Demand for a bridge over river Brahmaputra was voiced by people of the region way back in 1960s as people from Dhemaji , Jonai and North Lakhimpur districts had to undertake a day long journey to cross the Brahmaputra by boat to reach Dibrugarh for medical and educational needs. This long-standing demand is finally being met today. The Bogibeel Bridge is the culmination of a long cherished dream of the people of Assam and Arunachal Pradesh.
State of the art technology, machinery and engineering ingenuity in line with modern International Best Practices have been employed to construct the bridge. About 80,000 MT of high strength structural steel has been used for construction of the bridge. This will be India’s first and only fully welded large span steel concrete composite girder bridge. 1.25 km long train of girders weighing 17,000 MT pulled over a length of 5km for launching of the girders from south bank.
Bogibeel Bridge is the third bridge to be opened by Modi government over the Brahmaputra within two years. The strategically located bridge is very important from a security point of view in the wake of Chinese activities in Arunachal Pradesh. Another major bridge opened by Modi government in last year is Dhola Sadiya Bridge (also known as Bhupen Hazarika Bridge) which connects the state of Assam to Arunachal Pradesh. This bridge is built on Lohit River, a tributary of Brahmaputra and is located in the northern corner of Assam near the border of China. This 9.15 km long bridge happens to be longest bridge in the country and it will make movement on Brahmaputra River very easy.
The connectivity to the region has been so poor that capitals of Mizoram, Meghalaya, Manipur, Sikkim, and Nagaland still do not have railway connectivity. Only Assam and Arunachal Pradesh are connected through the giant network of Indian railways. The intra-region connectivity is also very poor due to a variety of reasons including difficult terrain and tough weather.

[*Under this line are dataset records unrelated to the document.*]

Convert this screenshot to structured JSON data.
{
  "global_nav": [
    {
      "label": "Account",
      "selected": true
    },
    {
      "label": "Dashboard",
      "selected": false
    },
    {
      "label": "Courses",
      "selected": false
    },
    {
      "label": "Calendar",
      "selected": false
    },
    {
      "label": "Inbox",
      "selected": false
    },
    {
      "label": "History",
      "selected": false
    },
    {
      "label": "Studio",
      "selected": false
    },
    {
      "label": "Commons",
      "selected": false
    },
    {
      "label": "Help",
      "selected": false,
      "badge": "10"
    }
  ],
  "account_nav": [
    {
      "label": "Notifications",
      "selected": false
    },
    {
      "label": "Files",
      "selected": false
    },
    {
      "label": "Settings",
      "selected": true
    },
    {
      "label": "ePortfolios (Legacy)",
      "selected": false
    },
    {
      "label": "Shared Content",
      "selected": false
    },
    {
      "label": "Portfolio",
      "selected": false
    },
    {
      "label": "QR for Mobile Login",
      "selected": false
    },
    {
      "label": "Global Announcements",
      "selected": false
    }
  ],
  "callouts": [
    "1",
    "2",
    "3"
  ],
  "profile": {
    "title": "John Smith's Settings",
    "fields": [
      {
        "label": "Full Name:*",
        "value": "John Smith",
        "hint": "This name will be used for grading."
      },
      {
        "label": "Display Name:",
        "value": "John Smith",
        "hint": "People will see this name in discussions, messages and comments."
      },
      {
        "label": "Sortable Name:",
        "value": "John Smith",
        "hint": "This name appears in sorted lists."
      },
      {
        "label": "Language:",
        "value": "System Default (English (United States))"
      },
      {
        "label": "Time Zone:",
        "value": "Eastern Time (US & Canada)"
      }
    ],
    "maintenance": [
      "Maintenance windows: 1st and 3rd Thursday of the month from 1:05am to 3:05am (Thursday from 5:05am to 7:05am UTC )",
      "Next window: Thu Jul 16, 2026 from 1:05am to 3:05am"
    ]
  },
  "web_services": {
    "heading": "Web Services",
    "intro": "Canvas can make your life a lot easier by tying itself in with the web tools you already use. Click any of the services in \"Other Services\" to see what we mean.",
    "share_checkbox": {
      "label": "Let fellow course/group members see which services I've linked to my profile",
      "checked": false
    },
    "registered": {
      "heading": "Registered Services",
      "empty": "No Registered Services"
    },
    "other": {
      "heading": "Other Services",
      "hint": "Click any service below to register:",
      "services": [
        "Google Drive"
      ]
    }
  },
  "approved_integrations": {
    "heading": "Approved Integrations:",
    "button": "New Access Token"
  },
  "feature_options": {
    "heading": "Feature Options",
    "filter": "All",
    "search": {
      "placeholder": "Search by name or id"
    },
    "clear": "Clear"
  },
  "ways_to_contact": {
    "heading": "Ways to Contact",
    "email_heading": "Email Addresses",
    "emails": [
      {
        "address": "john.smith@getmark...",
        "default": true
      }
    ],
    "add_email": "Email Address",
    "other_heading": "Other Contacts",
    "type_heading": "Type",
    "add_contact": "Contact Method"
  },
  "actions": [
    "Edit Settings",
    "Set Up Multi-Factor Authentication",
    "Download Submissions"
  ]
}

The insurgency inflicted law and order problem also barred the development of the region for decades. However, the biggest problem for intra-region connectivity in the region has been the mighty Brahmaputra River.
The 3,848 km long river is prone to catastrophic flooding due to snow melting at the Himalayas, the river is an example of a braided river and is susceptible to channel migration and avulsion. The building of bridges on the Brahmaputra can be carried out on the Brahmaputra for only half a year as for the rest of the year, the flow of the river is too sharp to build anything. The difficulty in infrastructure development is the reason that despite covering most of the Assam, only three bridges were opened in the last seven decades.